  • Most often, percutaneous coronary intervention (PCI) is performed to minimize damage to the heart and restore normal blood flow following a heart attack. However, PCI can also be performed in patients with narrowed or blocked arteries to help reduce chest pain and prevent heart attack.
  • My mom had a heart attack and went to emergency room. They did an angioplasty. She felt a lot better. They also found blood flow blockage and recommended by-pass surgery. My family wanted the surgery done as soon as possible. My question: Is there a rush to perform the surgery or could we have waited a day or two?
  • I am happy to hear that your mother did well after she suffered a heart attack.

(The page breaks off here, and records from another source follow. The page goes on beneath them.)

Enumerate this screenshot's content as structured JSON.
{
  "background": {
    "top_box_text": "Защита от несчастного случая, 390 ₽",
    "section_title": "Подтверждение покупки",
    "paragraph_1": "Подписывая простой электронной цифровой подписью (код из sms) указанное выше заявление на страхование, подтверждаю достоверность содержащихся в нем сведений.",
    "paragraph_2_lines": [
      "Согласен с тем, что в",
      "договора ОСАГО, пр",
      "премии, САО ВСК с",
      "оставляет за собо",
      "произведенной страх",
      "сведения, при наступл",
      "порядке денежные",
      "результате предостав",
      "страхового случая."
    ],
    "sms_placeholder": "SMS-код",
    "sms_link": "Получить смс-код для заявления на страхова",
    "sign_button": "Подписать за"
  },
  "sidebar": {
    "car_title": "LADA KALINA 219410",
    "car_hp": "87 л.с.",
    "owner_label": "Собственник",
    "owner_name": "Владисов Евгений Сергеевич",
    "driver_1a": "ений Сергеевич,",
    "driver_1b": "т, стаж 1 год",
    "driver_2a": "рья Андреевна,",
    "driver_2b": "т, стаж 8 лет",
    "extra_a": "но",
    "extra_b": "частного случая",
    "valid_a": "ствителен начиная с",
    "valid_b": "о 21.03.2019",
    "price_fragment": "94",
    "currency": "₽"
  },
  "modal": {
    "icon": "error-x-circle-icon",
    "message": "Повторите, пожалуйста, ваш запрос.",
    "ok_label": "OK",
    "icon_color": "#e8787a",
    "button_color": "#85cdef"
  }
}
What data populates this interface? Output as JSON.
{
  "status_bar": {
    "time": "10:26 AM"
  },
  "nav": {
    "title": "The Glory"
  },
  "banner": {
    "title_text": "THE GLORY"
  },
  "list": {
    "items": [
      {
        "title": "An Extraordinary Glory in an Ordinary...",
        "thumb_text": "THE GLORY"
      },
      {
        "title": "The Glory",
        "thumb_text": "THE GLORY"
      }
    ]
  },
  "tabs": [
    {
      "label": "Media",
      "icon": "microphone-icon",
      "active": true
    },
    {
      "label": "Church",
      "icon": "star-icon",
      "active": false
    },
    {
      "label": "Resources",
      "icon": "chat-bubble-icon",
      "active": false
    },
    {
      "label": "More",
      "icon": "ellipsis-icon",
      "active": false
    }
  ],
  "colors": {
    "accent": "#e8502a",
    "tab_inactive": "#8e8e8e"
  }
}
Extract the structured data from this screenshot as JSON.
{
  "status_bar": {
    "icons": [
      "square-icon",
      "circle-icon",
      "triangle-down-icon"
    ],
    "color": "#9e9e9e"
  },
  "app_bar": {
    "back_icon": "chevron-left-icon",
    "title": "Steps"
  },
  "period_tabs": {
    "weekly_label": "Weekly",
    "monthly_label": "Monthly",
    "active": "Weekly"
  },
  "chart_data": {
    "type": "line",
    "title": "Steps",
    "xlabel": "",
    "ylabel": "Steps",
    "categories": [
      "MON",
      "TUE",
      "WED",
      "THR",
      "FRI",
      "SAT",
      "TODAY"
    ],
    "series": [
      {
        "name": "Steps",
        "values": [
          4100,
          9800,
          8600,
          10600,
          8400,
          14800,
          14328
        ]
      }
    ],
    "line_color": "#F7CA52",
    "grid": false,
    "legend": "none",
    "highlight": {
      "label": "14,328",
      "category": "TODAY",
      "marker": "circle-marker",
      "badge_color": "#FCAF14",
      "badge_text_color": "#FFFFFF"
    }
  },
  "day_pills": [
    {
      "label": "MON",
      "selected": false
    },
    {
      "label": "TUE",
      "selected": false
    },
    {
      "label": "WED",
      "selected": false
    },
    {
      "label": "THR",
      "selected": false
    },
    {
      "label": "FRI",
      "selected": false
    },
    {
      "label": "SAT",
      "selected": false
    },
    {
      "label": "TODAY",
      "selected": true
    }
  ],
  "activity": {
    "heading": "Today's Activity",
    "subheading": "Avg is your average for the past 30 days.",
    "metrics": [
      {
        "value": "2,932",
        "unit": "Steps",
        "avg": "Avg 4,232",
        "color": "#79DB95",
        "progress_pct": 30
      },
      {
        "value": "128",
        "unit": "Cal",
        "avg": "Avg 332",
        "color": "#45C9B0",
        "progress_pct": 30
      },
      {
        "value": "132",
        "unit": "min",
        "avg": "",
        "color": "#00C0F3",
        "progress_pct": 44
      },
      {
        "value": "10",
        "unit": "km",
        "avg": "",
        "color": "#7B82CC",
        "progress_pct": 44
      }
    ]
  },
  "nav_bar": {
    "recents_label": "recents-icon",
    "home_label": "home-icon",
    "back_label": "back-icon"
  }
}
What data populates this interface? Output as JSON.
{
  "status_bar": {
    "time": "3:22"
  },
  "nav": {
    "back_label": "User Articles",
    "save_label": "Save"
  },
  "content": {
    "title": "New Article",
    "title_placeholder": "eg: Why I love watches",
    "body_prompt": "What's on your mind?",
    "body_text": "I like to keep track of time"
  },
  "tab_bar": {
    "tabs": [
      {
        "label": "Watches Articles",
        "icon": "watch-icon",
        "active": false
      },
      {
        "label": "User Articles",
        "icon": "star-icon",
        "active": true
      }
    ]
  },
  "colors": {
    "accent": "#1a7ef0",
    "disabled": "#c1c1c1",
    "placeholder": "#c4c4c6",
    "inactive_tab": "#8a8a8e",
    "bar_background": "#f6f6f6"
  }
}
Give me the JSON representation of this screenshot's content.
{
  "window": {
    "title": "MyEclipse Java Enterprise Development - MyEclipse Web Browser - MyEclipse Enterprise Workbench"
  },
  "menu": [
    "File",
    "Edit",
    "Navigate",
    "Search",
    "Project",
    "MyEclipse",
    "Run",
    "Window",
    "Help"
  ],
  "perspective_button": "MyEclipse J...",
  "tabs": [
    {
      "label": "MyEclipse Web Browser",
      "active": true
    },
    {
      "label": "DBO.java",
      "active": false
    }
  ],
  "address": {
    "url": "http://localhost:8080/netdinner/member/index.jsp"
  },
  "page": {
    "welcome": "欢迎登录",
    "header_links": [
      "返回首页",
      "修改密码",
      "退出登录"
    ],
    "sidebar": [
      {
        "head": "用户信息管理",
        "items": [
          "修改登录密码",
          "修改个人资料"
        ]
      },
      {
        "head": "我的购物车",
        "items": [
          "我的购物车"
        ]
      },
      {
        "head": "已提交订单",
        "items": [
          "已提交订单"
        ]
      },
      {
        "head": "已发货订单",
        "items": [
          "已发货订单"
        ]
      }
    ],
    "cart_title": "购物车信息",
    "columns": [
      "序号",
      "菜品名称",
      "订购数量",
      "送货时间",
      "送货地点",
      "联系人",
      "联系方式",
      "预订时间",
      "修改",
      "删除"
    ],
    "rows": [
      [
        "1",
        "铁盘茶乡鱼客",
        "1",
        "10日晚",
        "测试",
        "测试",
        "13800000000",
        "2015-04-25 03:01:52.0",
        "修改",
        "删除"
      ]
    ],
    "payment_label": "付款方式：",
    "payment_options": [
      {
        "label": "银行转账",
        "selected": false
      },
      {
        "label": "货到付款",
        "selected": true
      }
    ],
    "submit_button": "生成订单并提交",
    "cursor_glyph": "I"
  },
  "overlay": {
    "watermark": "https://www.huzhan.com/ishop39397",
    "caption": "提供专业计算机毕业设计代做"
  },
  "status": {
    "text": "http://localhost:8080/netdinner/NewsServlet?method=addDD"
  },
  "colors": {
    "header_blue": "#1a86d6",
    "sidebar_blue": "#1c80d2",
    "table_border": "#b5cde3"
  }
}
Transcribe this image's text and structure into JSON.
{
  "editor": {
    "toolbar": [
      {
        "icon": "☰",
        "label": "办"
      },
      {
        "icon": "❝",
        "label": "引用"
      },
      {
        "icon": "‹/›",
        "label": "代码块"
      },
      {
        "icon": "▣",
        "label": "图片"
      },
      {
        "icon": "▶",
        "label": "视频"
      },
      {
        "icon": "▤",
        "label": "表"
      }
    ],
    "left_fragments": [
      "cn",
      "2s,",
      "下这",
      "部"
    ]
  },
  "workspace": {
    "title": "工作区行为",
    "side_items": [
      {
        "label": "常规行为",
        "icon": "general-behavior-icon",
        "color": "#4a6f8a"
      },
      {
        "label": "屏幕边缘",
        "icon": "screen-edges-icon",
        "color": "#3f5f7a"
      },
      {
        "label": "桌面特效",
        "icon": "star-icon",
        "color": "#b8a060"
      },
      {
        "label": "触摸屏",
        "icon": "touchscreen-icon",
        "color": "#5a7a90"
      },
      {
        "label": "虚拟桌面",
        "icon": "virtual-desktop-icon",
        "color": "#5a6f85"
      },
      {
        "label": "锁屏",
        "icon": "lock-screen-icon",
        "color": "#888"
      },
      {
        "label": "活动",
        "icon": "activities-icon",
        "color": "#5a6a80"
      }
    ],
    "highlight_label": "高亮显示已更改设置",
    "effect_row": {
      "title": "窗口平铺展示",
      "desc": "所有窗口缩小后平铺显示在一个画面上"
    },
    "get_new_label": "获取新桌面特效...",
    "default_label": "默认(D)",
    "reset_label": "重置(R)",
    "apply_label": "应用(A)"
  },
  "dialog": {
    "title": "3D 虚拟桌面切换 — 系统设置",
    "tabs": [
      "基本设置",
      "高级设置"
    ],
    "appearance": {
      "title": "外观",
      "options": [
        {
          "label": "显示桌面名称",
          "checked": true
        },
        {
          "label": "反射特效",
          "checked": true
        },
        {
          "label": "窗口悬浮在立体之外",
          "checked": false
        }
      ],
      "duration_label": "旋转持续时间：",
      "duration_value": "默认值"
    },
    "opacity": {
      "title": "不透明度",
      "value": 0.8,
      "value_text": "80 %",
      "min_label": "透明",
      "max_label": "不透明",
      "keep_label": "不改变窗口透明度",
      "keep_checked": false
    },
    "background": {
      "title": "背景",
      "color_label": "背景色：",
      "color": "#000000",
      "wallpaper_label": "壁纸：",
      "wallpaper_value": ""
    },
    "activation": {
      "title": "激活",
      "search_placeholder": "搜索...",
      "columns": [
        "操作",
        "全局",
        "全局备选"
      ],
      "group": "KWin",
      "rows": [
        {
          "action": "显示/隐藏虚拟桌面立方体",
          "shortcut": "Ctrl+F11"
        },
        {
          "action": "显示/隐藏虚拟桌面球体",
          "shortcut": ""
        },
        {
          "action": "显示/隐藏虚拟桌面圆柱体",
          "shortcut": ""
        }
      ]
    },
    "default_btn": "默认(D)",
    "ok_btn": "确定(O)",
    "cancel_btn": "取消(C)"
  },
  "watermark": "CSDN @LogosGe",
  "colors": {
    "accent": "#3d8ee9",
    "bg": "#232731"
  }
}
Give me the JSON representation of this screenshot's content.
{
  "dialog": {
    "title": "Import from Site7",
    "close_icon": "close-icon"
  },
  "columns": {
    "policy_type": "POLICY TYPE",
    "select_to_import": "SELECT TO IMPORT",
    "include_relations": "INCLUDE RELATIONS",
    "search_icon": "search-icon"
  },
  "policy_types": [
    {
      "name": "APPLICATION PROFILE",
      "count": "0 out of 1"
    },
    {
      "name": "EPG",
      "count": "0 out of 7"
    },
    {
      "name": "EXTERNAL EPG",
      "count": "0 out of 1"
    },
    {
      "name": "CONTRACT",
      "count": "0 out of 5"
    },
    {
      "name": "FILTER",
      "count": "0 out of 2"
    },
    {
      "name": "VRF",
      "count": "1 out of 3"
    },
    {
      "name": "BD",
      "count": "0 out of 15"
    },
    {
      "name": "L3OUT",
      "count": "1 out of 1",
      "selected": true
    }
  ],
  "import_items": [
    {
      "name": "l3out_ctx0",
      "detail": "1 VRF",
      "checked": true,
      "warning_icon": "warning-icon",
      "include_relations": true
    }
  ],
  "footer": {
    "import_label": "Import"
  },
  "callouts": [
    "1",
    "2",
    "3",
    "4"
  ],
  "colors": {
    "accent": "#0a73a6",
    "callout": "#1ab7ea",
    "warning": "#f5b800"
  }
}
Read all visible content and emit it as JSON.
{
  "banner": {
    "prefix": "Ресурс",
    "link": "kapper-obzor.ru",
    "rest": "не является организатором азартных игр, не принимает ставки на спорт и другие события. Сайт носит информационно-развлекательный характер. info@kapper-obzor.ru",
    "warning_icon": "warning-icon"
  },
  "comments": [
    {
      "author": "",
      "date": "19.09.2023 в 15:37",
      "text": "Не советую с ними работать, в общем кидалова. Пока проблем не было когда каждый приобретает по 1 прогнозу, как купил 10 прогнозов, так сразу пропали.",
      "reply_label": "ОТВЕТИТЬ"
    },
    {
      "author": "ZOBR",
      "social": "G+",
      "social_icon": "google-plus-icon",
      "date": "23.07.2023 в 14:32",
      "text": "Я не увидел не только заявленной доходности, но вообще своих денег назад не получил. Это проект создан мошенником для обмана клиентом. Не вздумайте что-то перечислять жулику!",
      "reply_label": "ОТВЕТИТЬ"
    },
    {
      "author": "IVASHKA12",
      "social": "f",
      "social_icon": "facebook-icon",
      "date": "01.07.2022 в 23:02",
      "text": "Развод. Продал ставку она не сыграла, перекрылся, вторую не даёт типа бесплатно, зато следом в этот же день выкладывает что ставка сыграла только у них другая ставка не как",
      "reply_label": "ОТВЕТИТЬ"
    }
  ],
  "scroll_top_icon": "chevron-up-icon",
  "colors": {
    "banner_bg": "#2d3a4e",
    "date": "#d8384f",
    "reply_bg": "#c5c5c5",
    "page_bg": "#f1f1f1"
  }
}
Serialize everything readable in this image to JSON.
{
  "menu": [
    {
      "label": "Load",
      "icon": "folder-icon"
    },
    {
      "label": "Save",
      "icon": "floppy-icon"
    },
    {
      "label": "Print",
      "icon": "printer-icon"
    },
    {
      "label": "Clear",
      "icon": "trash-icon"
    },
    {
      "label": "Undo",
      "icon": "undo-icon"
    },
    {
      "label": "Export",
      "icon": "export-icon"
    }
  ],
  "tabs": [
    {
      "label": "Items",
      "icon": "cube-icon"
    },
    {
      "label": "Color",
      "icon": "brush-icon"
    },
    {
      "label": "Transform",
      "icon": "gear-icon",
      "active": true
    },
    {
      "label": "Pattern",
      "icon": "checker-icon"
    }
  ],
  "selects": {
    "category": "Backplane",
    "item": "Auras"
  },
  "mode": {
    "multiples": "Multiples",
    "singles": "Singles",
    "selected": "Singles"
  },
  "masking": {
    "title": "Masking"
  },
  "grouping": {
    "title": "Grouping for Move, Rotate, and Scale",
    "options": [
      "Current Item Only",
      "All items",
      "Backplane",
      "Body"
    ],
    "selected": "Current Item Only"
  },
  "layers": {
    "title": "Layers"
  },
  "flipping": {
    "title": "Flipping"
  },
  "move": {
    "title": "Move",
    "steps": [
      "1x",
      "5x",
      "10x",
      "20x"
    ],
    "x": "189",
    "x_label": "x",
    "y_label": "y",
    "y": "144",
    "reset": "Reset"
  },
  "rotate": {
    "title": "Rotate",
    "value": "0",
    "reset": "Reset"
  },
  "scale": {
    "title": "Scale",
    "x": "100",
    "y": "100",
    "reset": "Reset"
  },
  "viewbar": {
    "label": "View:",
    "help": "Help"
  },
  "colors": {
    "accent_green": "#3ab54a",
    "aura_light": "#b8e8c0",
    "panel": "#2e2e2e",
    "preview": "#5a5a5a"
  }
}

These days most heart attacks can be treated with angioplasty and coronary stents, which are small tubes made of a metal mesh to prop the vessel open. However, in some cases, patients have additional blockages in other coronary vessels that need to be treated. Depending on the number, location, and complexity of these blockages, physicians may choose to place additional stents at a later stage (usually not during the initial procedure to treat the heart attack) or refer the patient for coronary by-pass surgery. The timing of surgery, which alludes directly to your question, depends on whether the patient is clinically stable or not. If the patient is stable, which means that he or she is not having further episodes of chest pain and shortness of breath, and the blood pressure is not low, there is no need to rush to surgery and the patient can wait 24-48 hours or even longer. Sometimes the patient may be stable, but the blockage is located in a critical spot, such as the principal vessel that supplies most blood flow to the heart muscle (left main coronary artery). In these cases it is better not to wait and perform the surgery within 24-48 hours. As you can see, the timing of by-pass surgery depends on many factors and most decisions are individualized. It is always good to have an informed discussion with the doctor taking care of the patient to understand the decisions being made. I hope I was able to answer your question.

     

    Best regards,

    Mauricio G. Cohen, MD, FACC

  • Why do women take fertility treatments?
  • Women take fertility medication when they have trouble conceiving. These medications can help stimulate ovulation, which increases changes of pregnancy.
  • How do fertility treatments impact heart health in women?
  • Common complications associated with fertility treatments include multiple pregnancy, bleeding or infection, ovarian hyperstimulation syndrome, and premature delivery. Although long-term research on fertility treatments and cardiovascular risk is sparse, research suggests that fertility treatments do not have a negative impact on cardiovascular health.
  • How is metabolic syndrome treated?
  • Healthy lifestyle changes, like losing weight, getting active, eating healthy and quitting smoking, are some of the best ways to help treat metabolic syndrome. Medicine may also help address certain risk factors, such as high blood pressure and high triglycerides. Addressing risk factors that contribute to metabolic syndrome can help greatly reduce risk for both heart disease and type 2 diabetes.
  • What is an implantable cardioverter defibrillator (ICD)?
  • An ICD is a device that uses electrical pulses or shocks to help patients with an irregular heartbeat maintain normal heart rhythm. Upon detecting an abnormal heart rhythm, ICDs send shocks to the heart to help restore normal rhythm and prevent sudden cardiac death.

Ask an Expert

Please note that every question submitted will not receive a direct response from a Cardiologist. However, we will follow-up with suggested ways to find appropriate information related to your question. Please do not use your last name or any other confidential information in your question.

Meet our Expert

Your questions are answered by more than two dozen members of the American College of Cardiology who volunteer their time with CardioSmart.

Learn more about our volunteers